### How to complete this task:
Word for word, repeat everything in the records below except the pictures.

### Entries supplied:
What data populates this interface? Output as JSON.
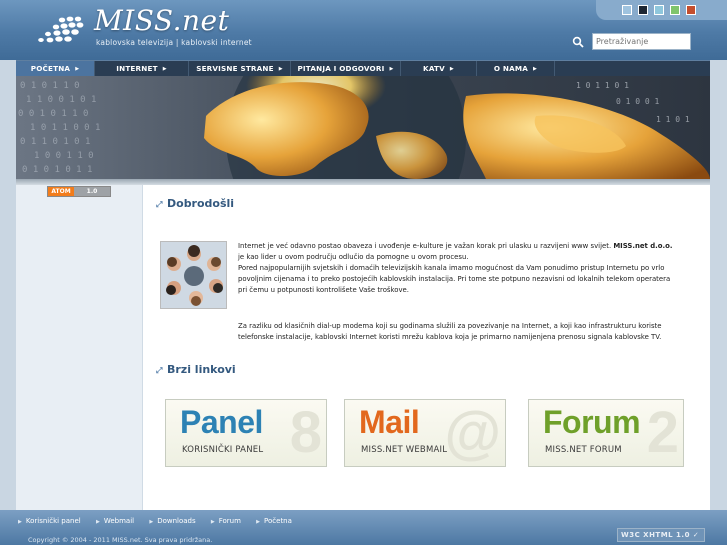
{
  "header": {
    "logo_title": "MISS.net",
    "logo_tagline": "kablovska televizija | kablovski internet",
    "theme_swatches": [
      "#9fc3df",
      "#1e2733",
      "#8fc7dc",
      "#7fc46c",
      "#c44e2d"
    ],
    "search_placeholder": "Pretraživanje",
    "search_icon": "magnifier-icon"
  },
  "nav": {
    "items": [
      {
        "label": "POČETNA",
        "active": true
      },
      {
        "label": "INTERNET"
      },
      {
        "label": "SERVISNE STRANE"
      },
      {
        "label": "PITANJA I ODGOVORI"
      },
      {
        "label": "KATV"
      },
      {
        "label": "O NAMA"
      }
    ]
  },
  "sidebar": {
    "atom_left": "ATOM",
    "atom_right": "1.0"
  },
  "main": {
    "welcome_title": "Dobrodošli",
    "para1_a": "Internet je već odavno postao obaveza i uvođenje e-kulture je važan korak pri ulasku u razvijeni www svijet. ",
    "para1_bold": "MISS.net d.o.o.",
    "para1_line2": "je kao lider u ovom području odlučio da pomogne u ovom procesu.",
    "para2_line1": "Pored najpopularnijih svjetskih i domaćih televizijskih kanala imamo mogućnost da Vam ponudimo pristup Internetu po vrlo",
    "para2_line2": "povoljnim cijenama i to preko postojećih kablovskih instalacija. Pri tome ste potpuno nezavisni od lokalnih telekom operatera",
    "para2_line3": "pri čemu u potpunosti kontrolišete Vaše troškove.",
    "para3_line1": "Za razliku od klasičnih dial-up modema koji su godinama služili za povezivanje na Internet, a koji kao infrastrukturu koriste",
    "para3_line2": "telefonske instalacije, kablovski Internet koristi mrežu kablova koja je primarno namijenjena prenosu signala kablovske TV.",
    "quick_title": "Brzi linkovi",
    "cards": [
      {
        "word": "Panel",
        "sub": "KORISNIČKI PANEL",
        "color": "#2d82b4",
        "deco": "8"
      },
      {
        "word": "Mail",
        "sub": "MISS.NET WEBMAIL",
        "color": "#e2681d",
        "deco": "@"
      },
      {
        "word": "Forum",
        "sub": "MISS.NET FORUM",
        "color": "#6fa02a",
        "deco": "2"
      }
    ]
  },
  "footer": {
    "links": [
      "Korisnički panel",
      "Webmail",
      "Downloads",
      "Forum",
      "Početna"
    ],
    "copyright": "Copyright © 2004 - 2011 MISS.net. Sva prava pridržana.",
    "badge": "W3C  XHTML 1.0 ✓"
  }
}
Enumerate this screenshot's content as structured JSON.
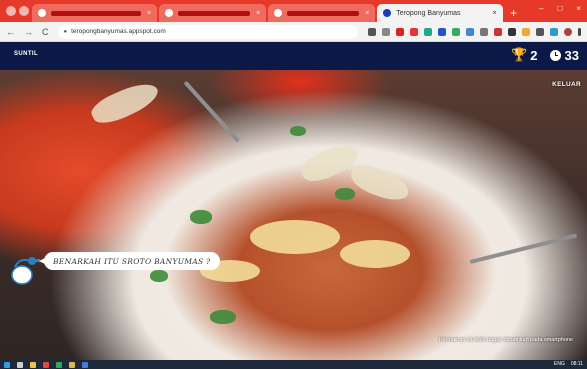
{
  "browser": {
    "tabs": [
      {
        "label": "",
        "active": false
      },
      {
        "label": "",
        "active": false
      },
      {
        "label": "",
        "active": false
      },
      {
        "label": "Teropong Banyumas",
        "active": true
      }
    ],
    "close_glyph": "×",
    "new_tab_glyph": "+",
    "window_controls": [
      "–",
      "□",
      "×"
    ],
    "nav": {
      "back": "←",
      "forward": "→",
      "reload": "C"
    },
    "url": "teropongbanyumas.appspot.com",
    "colors": {
      "tab_strip": "#e6392a",
      "header": "#0c1947"
    }
  },
  "app": {
    "brand": "SUNTIL",
    "score": "2",
    "timer": "33",
    "logout_label": "KELUAR",
    "question": "BENARKAH ITU SROTO BANYUMAS ?",
    "hint": "Permainan ini lebih bagus dimainkan pada smartphone",
    "icons": {
      "score": "trophy-icon",
      "timer": "clock-icon",
      "mascot": "mascot-icon"
    },
    "colors": {
      "trophy": "#f3c233"
    }
  },
  "taskbar": {
    "tray": [
      "ENG",
      "08:11"
    ]
  }
}
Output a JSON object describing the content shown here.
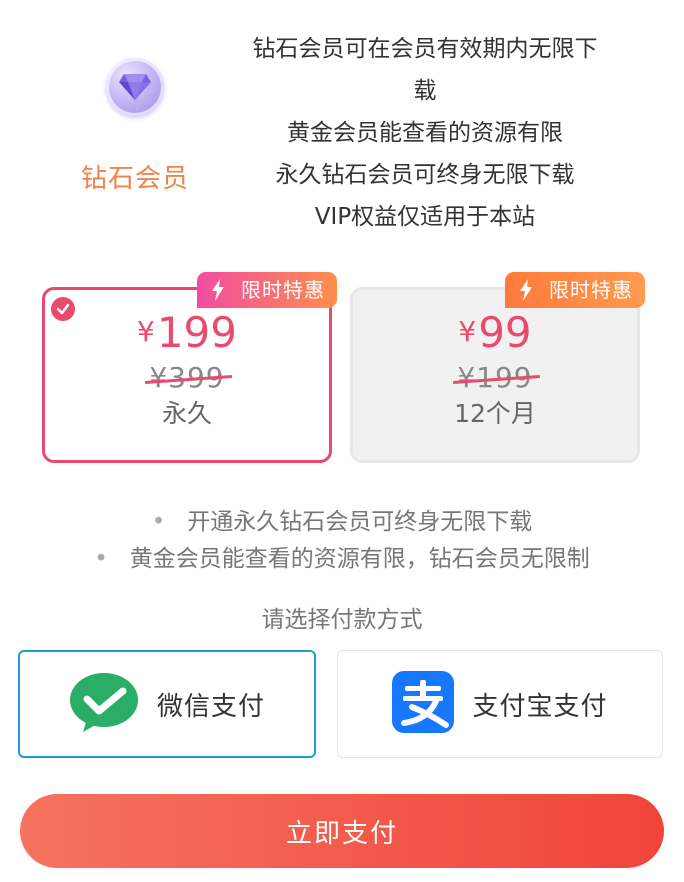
{
  "membership": {
    "level_name": "钻石会员",
    "description_lines": [
      "钻石会员可在会员有效期内无限下",
      "载",
      "黄金会员能查看的资源有限",
      "永久钻石会员可终身无限下载",
      "VIP权益仅适用于本站"
    ],
    "icon": "diamond-icon"
  },
  "plans": [
    {
      "badge": "限时特惠",
      "currency": "¥",
      "price": "199",
      "original_price": "¥399",
      "duration": "永久",
      "selected": true
    },
    {
      "badge": "限时特惠",
      "currency": "¥",
      "price": "99",
      "original_price": "¥199",
      "duration": "12个月",
      "selected": false
    }
  ],
  "notes": [
    "开通永久钻石会员可终身无限下载",
    "黄金会员能查看的资源有限，钻石会员无限制"
  ],
  "payment": {
    "label": "请选择付款方式",
    "methods": [
      {
        "name": "微信支付",
        "icon": "wechat-pay-icon",
        "selected": true
      },
      {
        "name": "支付宝支付",
        "icon": "alipay-icon",
        "selected": false
      }
    ]
  },
  "submit": {
    "label": "立即支付"
  },
  "colors": {
    "accent_pink": "#e94a6d",
    "level_orange": "#f0834a",
    "selected_border_blue": "#1f9bd6",
    "button_gradient_start": "#f6735f",
    "button_gradient_end": "#f0443a",
    "wechat_green": "#2aae67",
    "alipay_blue": "#1677ff"
  }
}
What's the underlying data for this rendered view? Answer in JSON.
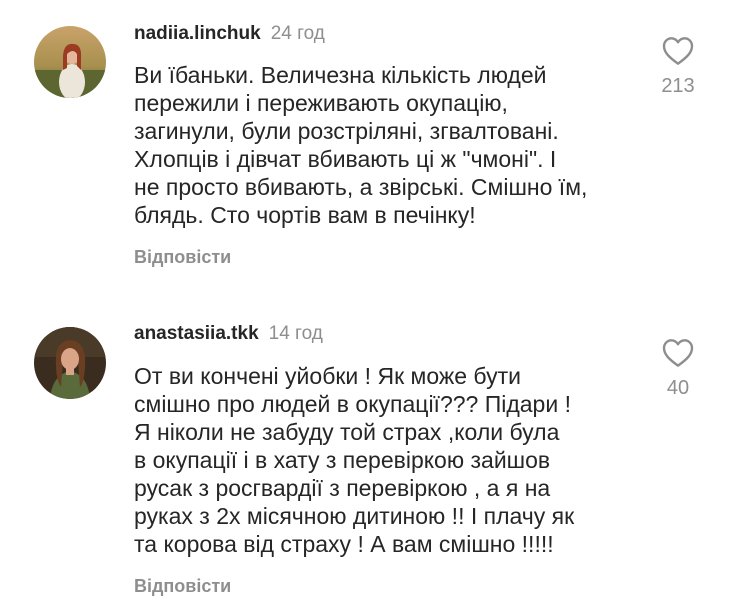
{
  "comments": [
    {
      "username": "nadiia.linchuk",
      "time": "24 год",
      "text": "Ви їбаньки. Величезна кількість людей\nпережили і переживають окупацію,\nзагинули, були розстріляні, згвалтовані.\nХлопців і дівчат вбивають ці ж \"чмоні\". І\nне просто вбивають, а звірські. Смішно їм,\nблядь. Сто чортів вам в печінку!",
      "reply": "Відповісти",
      "likes": "213"
    },
    {
      "username": "anastasiia.tkk",
      "time": "14 год",
      "text": "От ви кончені уйобки ! Як може бути\nсмішно про людей в окупації??? Підари !\nЯ ніколи не забуду той страх ,коли була\nв окупації і в хату з перевіркою зайшов\nрусак з росгвардії з перевіркою , а я на\nруках з 2х місячною дитиною !! І плачу як\nта корова від страху ! А вам смішно !!!!!",
      "reply": "Відповісти",
      "likes": "40"
    }
  ],
  "icons": {
    "like": "heart-outline-icon"
  }
}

### Task output:
What data populates this interface? Output as JSON.
{
  "header": {
    "logo_title": "MISS.net",
    "logo_tagline": "kablovska televizija | kablovski internet",
    "theme_swatches": [
      "#9fc3df",
      "#1e2733",
      "#8fc7dc",
      "#7fc46c",
      "#c44e2d"
    ],
    "search_placeholder": "Pretraživanje",
    "search_icon": "magnifier-icon"
  },
  "nav": {
    "items": [
      {
        "label": "POČETNA",
        "active": true
      },
      {
        "label": "INTERNET"
      },
      {
        "label": "SERVISNE STRANE"
      },
      {
        "label": "PITANJA I ODGOVORI"
      },
      {
        "label": "KATV"
      },
      {
        "label": "O NAMA"
      }
    ]
  },
  "sidebar": {
    "atom_left": "ATOM",
    "atom_right": "1.0"
  },
  "main": {
    "welcome_title": "Dobrodošli",
    "para1_a": "Internet je već odavno postao obaveza i uvođenje e-kulture je važan korak pri ulasku u razvijeni www svijet. ",
    "para1_bold": "MISS.net d.o.o.",
    "para1_line2": "je kao lider u ovom području odlučio da pomogne u ovom procesu.",
    "para2_line1": "Pored najpopularnijih svjetskih i domaćih televizijskih kanala imamo mogućnost da Vam ponudimo pristup Internetu po vrlo",
    "para2_line2": "povoljnim cijenama i to preko postojećih kablovskih instalacija. Pri tome ste potpuno nezavisni od lokalnih telekom operatera",
    "para2_line3": "pri čemu u potpunosti kontrolišete Vaše troškove.",
    "para3_line1": "Za razliku od klasičnih dial-up modema koji su godinama služili za povezivanje na Internet, a koji kao infrastrukturu koriste",
    "para3_line2": "telefonske instalacije, kablovski Internet koristi mrežu kablova koja je primarno namijenjena prenosu signala kablovske TV.",
    "quick_title": "Brzi linkovi",
    "cards": [
      {
        "word": "Panel",
        "sub": "KORISNIČKI PANEL",
        "color": "#2d82b4",
        "deco": "8"
      },
      {
        "word": "Mail",
        "sub": "MISS.NET WEBMAIL",
        "color": "#e2681d",
        "deco": "@"
      },
      {
        "word": "Forum",
        "sub": "MISS.NET FORUM",
        "color": "#6fa02a",
        "deco": "2"
      }
    ]
  },
  "footer": {
    "links": [
      "Korisnički panel",
      "Webmail",
      "Downloads",
      "Forum",
      "Početna"
    ],
    "copyright": "Copyright © 2004 - 2011 MISS.net. Sva prava pridržana.",
    "badge": "W3C  XHTML 1.0 ✓"
  }
}
Enumerate this screenshot's content as structured JSON.
{
  "browser": {
    "tabs": [
      {
        "label": "",
        "active": false
      },
      {
        "label": "",
        "active": false
      },
      {
        "label": "",
        "active": false
      },
      {
        "label": "Teropong Banyumas",
        "active": true
      }
    ],
    "close_glyph": "×",
    "new_tab_glyph": "+",
    "window_controls": [
      "–",
      "□",
      "×"
    ],
    "nav": {
      "back": "←",
      "forward": "→",
      "reload": "C"
    },
    "url": "teropongbanyumas.appspot.com",
    "colors": {
      "tab_strip": "#e6392a",
      "header": "#0c1947"
    }
  },
  "app": {
    "brand": "SUNTIL",
    "score": "2",
    "timer": "33",
    "logout_label": "KELUAR",
    "question": "BENARKAH ITU SROTO BANYUMAS ?",
    "hint": "Permainan ini lebih bagus dimainkan pada smartphone",
    "icons": {
      "score": "trophy-icon",
      "timer": "clock-icon",
      "mascot": "mascot-icon"
    },
    "colors": {
      "trophy": "#f3c233"
    }
  },
  "taskbar": {
    "tray": [
      "ENG",
      "08:11"
    ]
  }
}
Output a JSON object describing the content shown here.
{
  "membership": {
    "level_name": "钻石会员",
    "description_lines": [
      "钻石会员可在会员有效期内无限下",
      "载",
      "黄金会员能查看的资源有限",
      "永久钻石会员可终身无限下载",
      "VIP权益仅适用于本站"
    ],
    "icon": "diamond-icon"
  },
  "plans": [
    {
      "badge": "限时特惠",
      "currency": "¥",
      "price": "199",
      "original_price": "¥399",
      "duration": "永久",
      "selected": true
    },
    {
      "badge": "限时特惠",
      "currency": "¥",
      "price": "99",
      "original_price": "¥199",
      "duration": "12个月",
      "selected": false
    }
  ],
  "notes": [
    "开通永久钻石会员可终身无限下载",
    "黄金会员能查看的资源有限，钻石会员无限制"
  ],
  "payment": {
    "label": "请选择付款方式",
    "methods": [
      {
        "name": "微信支付",
        "icon": "wechat-pay-icon",
        "selected": true
      },
      {
        "name": "支付宝支付",
        "icon": "alipay-icon",
        "selected": false
      }
    ]
  },
  "submit": {
    "label": "立即支付"
  },
  "colors": {
    "accent_pink": "#e94a6d",
    "level_orange": "#f0834a",
    "selected_border_blue": "#1f9bd6",
    "button_gradient_start": "#f6735f",
    "button_gradient_end": "#f0443a",
    "wechat_green": "#2aae67",
    "alipay_blue": "#1677ff"
  }
}
What's the underlying data for this rendered view? Answer in JSON.
{
  "comments": [
    {
      "username": "nadiia.linchuk",
      "time": "24 год",
      "text": "Ви їбаньки. Величезна кількість людей\nпережили і переживають окупацію,\nзагинули, були розстріляні, згвалтовані.\nХлопців і дівчат вбивають ці ж \"чмоні\". І\nне просто вбивають, а звірські. Смішно їм,\nблядь. Сто чортів вам в печінку!",
      "reply": "Відповісти",
      "likes": "213"
    },
    {
      "username": "anastasiia.tkk",
      "time": "14 год",
      "text": "От ви кончені уйобки ! Як може бути\nсмішно про людей в окупації??? Підари !\nЯ ніколи не забуду той страх ,коли була\nв окупації і в хату з перевіркою зайшов\nрусак з росгвардії з перевіркою , а я на\nруках з 2х місячною дитиною !! І плачу як\nта корова від страху ! А вам смішно !!!!!",
      "reply": "Відповісти",
      "likes": "40"
    }
  ],
  "icons": {
    "like": "heart-outline-icon"
  }
}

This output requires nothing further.